You need to see yourself clearly. From that position of self-awareness, you may be uncomfortable and some of that discomfort may remain. But with an ever clearer sense of who you are, you will be empowered to see those around you with even greater clarity, to see reflections of yourself in them. According to Genesis, when you see your fellow humans, you see a reflection of the image of God (Gen. 1:27). According to Jesus, when you see those in need, you are seeing Jesus himself (Matt. 25:35-36).
Once we understand what makes us us and what makes them them we can step beyond these divisions to embrace just how much we all share in common. You know what it is like to be gay or transgender better than you think you do, because those who are gay or transgender are people, like you. We all long to be loved and accepted. We all have hopes and desires. We all have insecurities and fears, including the fear of rejection. All of us can relate to that; but some of us do not want to.
Some people are afraid to carefully observe and deeply empathize with others because it would mean seeing a reflection of themselves, perhaps too close for comfort. Anecdotal evidence suggests that those who are the most vocally homophobic often tend to be those with the most urgent, secret insecurities, although there are surely others simply driven by the thrill of exerting power at the expense of others.
True awareness of oneself and others brings with it a sense of community. What groups, social systems, and sub-cultures are you a part of? In what ways does power, by its presence or absence, shape your experience relative to that of others? How do guilt and responsibility apply to you, both individually and in the communities in which you participate? These are some of the questions at issue. Answering them well has much at stake.
Unequally Shared Responsibility
Not all straight people are guilty of injustices against others; neither are all men guilty of injustices against women. But we are all participants in a society with systems, communities, and power dynamics that are often unjust. Those of us who are not the victims of injustice become complicit when they fail to actively fight it. Even if we are not active perpetrators, we risk becoming enablers of those who are, of becoming, in effect, complicit in our passivity.

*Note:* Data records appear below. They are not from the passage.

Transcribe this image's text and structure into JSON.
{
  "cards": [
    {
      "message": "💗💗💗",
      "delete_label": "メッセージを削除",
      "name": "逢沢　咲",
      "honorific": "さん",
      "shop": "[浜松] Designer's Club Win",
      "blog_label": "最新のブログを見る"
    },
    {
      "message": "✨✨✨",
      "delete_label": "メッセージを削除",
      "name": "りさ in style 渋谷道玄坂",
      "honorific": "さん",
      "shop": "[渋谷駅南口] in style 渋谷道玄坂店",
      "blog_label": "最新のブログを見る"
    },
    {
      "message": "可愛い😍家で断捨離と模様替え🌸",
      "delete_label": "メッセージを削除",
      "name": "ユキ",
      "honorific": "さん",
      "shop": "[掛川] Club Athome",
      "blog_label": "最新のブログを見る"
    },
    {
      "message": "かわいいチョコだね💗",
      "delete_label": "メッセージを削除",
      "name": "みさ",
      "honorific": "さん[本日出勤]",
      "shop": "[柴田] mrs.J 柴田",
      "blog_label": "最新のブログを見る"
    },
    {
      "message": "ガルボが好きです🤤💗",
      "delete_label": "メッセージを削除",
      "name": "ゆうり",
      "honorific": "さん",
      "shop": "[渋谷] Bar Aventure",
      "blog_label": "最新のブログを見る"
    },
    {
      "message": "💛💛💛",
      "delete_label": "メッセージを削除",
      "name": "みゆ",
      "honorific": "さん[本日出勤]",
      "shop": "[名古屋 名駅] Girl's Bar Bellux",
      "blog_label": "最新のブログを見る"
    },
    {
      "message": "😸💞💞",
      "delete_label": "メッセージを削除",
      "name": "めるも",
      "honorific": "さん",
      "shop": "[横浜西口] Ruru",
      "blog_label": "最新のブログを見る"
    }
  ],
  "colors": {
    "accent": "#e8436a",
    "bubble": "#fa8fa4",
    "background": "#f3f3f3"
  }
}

If you have never felt threatened by sexual assault, this means you. If your gender does not place limitations on you in your advancement in your career and in society, that means you. If you have never questioned your gender identity or your sexuality, that means you. In short: we straight, non-trans men.
We cannot ignore the problems facing others. We are the ones who have been either silent or actively complicit in perpetuating injustice against women and against those whose attractions and/or self-understandings run counter to traditional societal gender norms. Everyone is responsible for addressing these issues, but many of us, even if we have not been actively making the problems worse, have still not been pulling our own weight.